Task item ::
Repeat all entries exactly.

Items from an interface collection
-- Opening Marker --

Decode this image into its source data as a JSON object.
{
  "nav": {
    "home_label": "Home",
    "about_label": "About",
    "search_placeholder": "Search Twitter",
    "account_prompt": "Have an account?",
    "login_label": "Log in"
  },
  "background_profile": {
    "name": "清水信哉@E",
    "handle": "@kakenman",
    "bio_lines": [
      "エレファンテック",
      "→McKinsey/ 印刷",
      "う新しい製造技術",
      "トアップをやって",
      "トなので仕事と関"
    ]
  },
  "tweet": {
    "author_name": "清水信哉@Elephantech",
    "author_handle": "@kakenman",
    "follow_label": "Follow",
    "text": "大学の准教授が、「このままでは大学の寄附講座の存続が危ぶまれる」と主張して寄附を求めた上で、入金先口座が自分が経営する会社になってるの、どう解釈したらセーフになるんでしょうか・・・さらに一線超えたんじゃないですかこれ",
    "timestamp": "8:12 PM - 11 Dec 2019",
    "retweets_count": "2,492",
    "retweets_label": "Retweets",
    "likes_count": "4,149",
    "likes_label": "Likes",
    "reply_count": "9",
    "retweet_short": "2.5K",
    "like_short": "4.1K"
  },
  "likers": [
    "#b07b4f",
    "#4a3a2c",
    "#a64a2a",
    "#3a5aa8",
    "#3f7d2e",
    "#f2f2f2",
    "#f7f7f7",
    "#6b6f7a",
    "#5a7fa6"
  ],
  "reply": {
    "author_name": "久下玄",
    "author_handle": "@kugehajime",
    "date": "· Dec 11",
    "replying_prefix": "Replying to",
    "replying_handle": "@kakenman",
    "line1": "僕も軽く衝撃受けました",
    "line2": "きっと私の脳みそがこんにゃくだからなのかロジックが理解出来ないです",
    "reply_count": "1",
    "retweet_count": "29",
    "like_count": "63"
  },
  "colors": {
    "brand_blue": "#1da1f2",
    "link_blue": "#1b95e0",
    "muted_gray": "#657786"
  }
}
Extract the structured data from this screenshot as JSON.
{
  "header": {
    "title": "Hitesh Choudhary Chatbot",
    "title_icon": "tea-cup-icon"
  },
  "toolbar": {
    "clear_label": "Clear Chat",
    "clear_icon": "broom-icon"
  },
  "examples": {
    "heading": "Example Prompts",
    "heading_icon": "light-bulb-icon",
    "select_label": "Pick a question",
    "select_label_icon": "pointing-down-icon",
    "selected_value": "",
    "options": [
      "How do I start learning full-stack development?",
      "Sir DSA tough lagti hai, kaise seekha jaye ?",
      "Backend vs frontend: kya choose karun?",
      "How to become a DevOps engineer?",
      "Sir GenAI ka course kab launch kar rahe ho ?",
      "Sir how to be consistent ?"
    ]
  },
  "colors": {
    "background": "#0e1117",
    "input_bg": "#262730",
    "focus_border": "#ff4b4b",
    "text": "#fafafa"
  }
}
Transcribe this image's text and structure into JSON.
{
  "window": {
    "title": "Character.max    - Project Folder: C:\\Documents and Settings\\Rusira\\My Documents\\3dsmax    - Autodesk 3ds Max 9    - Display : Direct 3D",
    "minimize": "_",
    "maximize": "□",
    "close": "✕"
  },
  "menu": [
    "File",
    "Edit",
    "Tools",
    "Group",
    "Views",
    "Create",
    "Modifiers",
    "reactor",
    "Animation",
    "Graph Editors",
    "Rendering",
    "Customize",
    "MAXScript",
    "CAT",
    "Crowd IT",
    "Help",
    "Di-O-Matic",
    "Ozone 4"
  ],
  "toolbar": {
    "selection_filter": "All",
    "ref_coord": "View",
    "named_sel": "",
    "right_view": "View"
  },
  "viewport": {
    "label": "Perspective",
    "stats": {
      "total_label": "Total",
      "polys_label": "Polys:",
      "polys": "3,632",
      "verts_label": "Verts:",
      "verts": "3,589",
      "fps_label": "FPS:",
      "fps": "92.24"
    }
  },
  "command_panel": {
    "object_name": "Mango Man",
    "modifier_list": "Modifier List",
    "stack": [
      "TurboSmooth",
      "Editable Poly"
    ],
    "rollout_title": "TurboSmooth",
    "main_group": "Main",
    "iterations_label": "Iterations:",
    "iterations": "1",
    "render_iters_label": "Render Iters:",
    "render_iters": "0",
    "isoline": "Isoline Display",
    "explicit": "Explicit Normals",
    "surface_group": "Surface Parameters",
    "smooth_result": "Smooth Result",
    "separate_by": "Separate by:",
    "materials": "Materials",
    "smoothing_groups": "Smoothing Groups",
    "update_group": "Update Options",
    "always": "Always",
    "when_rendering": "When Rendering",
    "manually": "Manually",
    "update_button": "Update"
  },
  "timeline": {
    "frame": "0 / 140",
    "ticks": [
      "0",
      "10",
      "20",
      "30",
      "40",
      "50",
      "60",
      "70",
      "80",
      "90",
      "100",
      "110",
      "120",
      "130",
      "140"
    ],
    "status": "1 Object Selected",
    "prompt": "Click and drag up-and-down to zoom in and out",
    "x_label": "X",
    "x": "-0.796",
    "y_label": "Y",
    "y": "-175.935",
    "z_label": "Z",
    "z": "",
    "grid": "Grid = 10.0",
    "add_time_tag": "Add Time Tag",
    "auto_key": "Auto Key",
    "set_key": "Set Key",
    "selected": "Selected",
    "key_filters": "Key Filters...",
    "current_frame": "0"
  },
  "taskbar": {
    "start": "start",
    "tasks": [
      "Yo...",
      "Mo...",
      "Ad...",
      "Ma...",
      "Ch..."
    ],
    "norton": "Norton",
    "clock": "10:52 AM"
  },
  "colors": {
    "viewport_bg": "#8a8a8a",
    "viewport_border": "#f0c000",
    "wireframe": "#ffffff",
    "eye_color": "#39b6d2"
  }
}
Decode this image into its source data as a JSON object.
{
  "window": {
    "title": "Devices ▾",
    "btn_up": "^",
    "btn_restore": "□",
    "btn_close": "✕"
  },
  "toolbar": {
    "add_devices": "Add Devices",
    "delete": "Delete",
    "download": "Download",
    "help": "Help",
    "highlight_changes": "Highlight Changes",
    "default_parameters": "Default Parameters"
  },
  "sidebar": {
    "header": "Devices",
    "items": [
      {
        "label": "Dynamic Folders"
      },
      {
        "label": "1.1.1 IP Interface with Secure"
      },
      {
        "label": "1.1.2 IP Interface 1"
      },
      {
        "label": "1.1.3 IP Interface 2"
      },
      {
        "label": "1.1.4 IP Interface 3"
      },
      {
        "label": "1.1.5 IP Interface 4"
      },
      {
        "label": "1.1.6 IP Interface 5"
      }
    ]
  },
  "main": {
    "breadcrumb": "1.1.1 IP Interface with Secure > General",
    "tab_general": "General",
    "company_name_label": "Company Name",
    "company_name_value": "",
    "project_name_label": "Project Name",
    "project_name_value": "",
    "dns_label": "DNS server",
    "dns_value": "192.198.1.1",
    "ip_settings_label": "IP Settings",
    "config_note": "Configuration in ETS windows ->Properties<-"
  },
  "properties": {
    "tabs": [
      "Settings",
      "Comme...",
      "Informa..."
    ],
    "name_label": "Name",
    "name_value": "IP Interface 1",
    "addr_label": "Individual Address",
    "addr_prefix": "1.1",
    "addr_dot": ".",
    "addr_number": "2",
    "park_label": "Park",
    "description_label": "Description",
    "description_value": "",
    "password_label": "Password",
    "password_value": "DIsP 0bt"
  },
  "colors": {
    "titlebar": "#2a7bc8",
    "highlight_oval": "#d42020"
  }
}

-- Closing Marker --

Your solution ::
Decode this image into its source data as a JSON object.
{
  "nav": {
    "home_label": "Home",
    "about_label": "About",
    "search_placeholder": "Search Twitter",
    "account_prompt": "Have an account?",
    "login_label": "Log in"
  },
  "background_profile": {
    "name": "清水信哉@E",
    "handle": "@kakenman",
    "bio_lines": [
      "エレファンテック",
      "→McKinsey/ 印刷",
      "う新しい製造技術",
      "トアップをやって",
      "トなので仕事と関"
    ]
  },
  "tweet": {
    "author_name": "清水信哉@Elephantech",
    "author_handle": "@kakenman",
    "follow_label": "Follow",
    "text": "大学の准教授が、「このままでは大学の寄附講座の存続が危ぶまれる」と主張して寄附を求めた上で、入金先口座が自分が経営する会社になってるの、どう解釈したらセーフになるんでしょうか・・・さらに一線超えたんじゃないですかこれ",
    "timestamp": "8:12 PM - 11 Dec 2019",
    "retweets_count": "2,492",
    "retweets_label": "Retweets",
    "likes_count": "4,149",
    "likes_label": "Likes",
    "reply_count": "9",
    "retweet_short": "2.5K",
    "like_short": "4.1K"
  },
  "likers": [
    "#b07b4f",
    "#4a3a2c",
    "#a64a2a",
    "#3a5aa8",
    "#3f7d2e",
    "#f2f2f2",
    "#f7f7f7",
    "#6b6f7a",
    "#5a7fa6"
  ],
  "reply": {
    "author_name": "久下玄",
    "author_handle": "@kugehajime",
    "date": "· Dec 11",
    "replying_prefix": "Replying to",
    "replying_handle": "@kakenman",
    "line1": "僕も軽く衝撃受けました",
    "line2": "きっと私の脳みそがこんにゃくだからなのかロジックが理解出来ないです",
    "reply_count": "1",
    "retweet_count": "29",
    "like_count": "63"
  },
  "colors": {
    "brand_blue": "#1da1f2",
    "link_blue": "#1b95e0",
    "muted_gray": "#657786"
  }
}
Extract the structured data from this screenshot as JSON.
{
  "header": {
    "title": "Hitesh Choudhary Chatbot",
    "title_icon": "tea-cup-icon"
  },
  "toolbar": {
    "clear_label": "Clear Chat",
    "clear_icon": "broom-icon"
  },
  "examples": {
    "heading": "Example Prompts",
    "heading_icon": "light-bulb-icon",
    "select_label": "Pick a question",
    "select_label_icon": "pointing-down-icon",
    "selected_value": "",
    "options": [
      "How do I start learning full-stack development?",
      "Sir DSA tough lagti hai, kaise seekha jaye ?",
      "Backend vs frontend: kya choose karun?",
      "How to become a DevOps engineer?",
      "Sir GenAI ka course kab launch kar rahe ho ?",
      "Sir how to be consistent ?"
    ]
  },
  "colors": {
    "background": "#0e1117",
    "input_bg": "#262730",
    "focus_border": "#ff4b4b",
    "text": "#fafafa"
  }
}
Transcribe this image's text and structure into JSON.
{
  "window": {
    "title": "Character.max    - Project Folder: C:\\Documents and Settings\\Rusira\\My Documents\\3dsmax    - Autodesk 3ds Max 9    - Display : Direct 3D",
    "minimize": "_",
    "maximize": "□",
    "close": "✕"
  },
  "menu": [
    "File",
    "Edit",
    "Tools",
    "Group",
    "Views",
    "Create",
    "Modifiers",
    "reactor",
    "Animation",
    "Graph Editors",
    "Rendering",
    "Customize",
    "MAXScript",
    "CAT",
    "Crowd IT",
    "Help",
    "Di-O-Matic",
    "Ozone 4"
  ],
  "toolbar": {
    "selection_filter": "All",
    "ref_coord": "View",
    "named_sel": "",
    "right_view": "View"
  },
  "viewport": {
    "label": "Perspective",
    "stats": {
      "total_label": "Total",
      "polys_label": "Polys:",
      "polys": "3,632",
      "verts_label": "Verts:",
      "verts": "3,589",
      "fps_label": "FPS:",
      "fps": "92.24"
    }
  },
  "command_panel": {
    "object_name": "Mango Man",
    "modifier_list": "Modifier List",
    "stack": [
      "TurboSmooth",
      "Editable Poly"
    ],
    "rollout_title": "TurboSmooth",
    "main_group": "Main",
    "iterations_label": "Iterations:",
    "iterations": "1",
    "render_iters_label": "Render Iters:",
    "render_iters": "0",
    "isoline": "Isoline Display",
    "explicit": "Explicit Normals",
    "surface_group": "Surface Parameters",
    "smooth_result": "Smooth Result",
    "separate_by": "Separate by:",
    "materials": "Materials",
    "smoothing_groups": "Smoothing Groups",
    "update_group": "Update Options",
    "always": "Always",
    "when_rendering": "When Rendering",
    "manually": "Manually",
    "update_button": "Update"
  },
  "timeline": {
    "frame": "0 / 140",
    "ticks": [
      "0",
      "10",
      "20",
      "30",
      "40",
      "50",
      "60",
      "70",
      "80",
      "90",
      "100",
      "110",
      "120",
      "130",
      "140"
    ],
    "status": "1 Object Selected",
    "prompt": "Click and drag up-and-down to zoom in and out",
    "x_label": "X",
    "x": "-0.796",
    "y_label": "Y",
    "y": "-175.935",
    "z_label": "Z",
    "z": "",
    "grid": "Grid = 10.0",
    "add_time_tag": "Add Time Tag",
    "auto_key": "Auto Key",
    "set_key": "Set Key",
    "selected": "Selected",
    "key_filters": "Key Filters...",
    "current_frame": "0"
  },
  "taskbar": {
    "start": "start",
    "tasks": [
      "Yo...",
      "Mo...",
      "Ad...",
      "Ma...",
      "Ch..."
    ],
    "norton": "Norton",
    "clock": "10:52 AM"
  },
  "colors": {
    "viewport_bg": "#8a8a8a",
    "viewport_border": "#f0c000",
    "wireframe": "#ffffff",
    "eye_color": "#39b6d2"
  }
}
Decode this image into its source data as a JSON object.
{
  "window": {
    "title": "Devices ▾",
    "btn_up": "^",
    "btn_restore": "□",
    "btn_close": "✕"
  },
  "toolbar": {
    "add_devices": "Add Devices",
    "delete": "Delete",
    "download": "Download",
    "help": "Help",
    "highlight_changes": "Highlight Changes",
    "default_parameters": "Default Parameters"
  },
  "sidebar": {
    "header": "Devices",
    "items": [
      {
        "label": "Dynamic Folders"
      },
      {
        "label": "1.1.1 IP Interface with Secure"
      },
      {
        "label": "1.1.2 IP Interface 1"
      },
      {
        "label": "1.1.3 IP Interface 2"
      },
      {
        "label": "1.1.4 IP Interface 3"
      },
      {
        "label": "1.1.5 IP Interface 4"
      },
      {
        "label": "1.1.6 IP Interface 5"
      }
    ]
  },
  "main": {
    "breadcrumb": "1.1.1 IP Interface with Secure > General",
    "tab_general": "General",
    "company_name_label": "Company Name",
    "company_name_value": "",
    "project_name_label": "Project Name",
    "project_name_value": "",
    "dns_label": "DNS server",
    "dns_value": "192.198.1.1",
    "ip_settings_label": "IP Settings",
    "config_note": "Configuration in ETS windows ->Properties<-"
  },
  "properties": {
    "tabs": [
      "Settings",
      "Comme...",
      "Informa..."
    ],
    "name_label": "Name",
    "name_value": "IP Interface 1",
    "addr_label": "Individual Address",
    "addr_prefix": "1.1",
    "addr_dot": ".",
    "addr_number": "2",
    "park_label": "Park",
    "description_label": "Description",
    "description_value": "",
    "password_label": "Password",
    "password_value": "DIsP 0bt"
  },
  "colors": {
    "titlebar": "#2a7bc8",
    "highlight_oval": "#d42020"
  }
}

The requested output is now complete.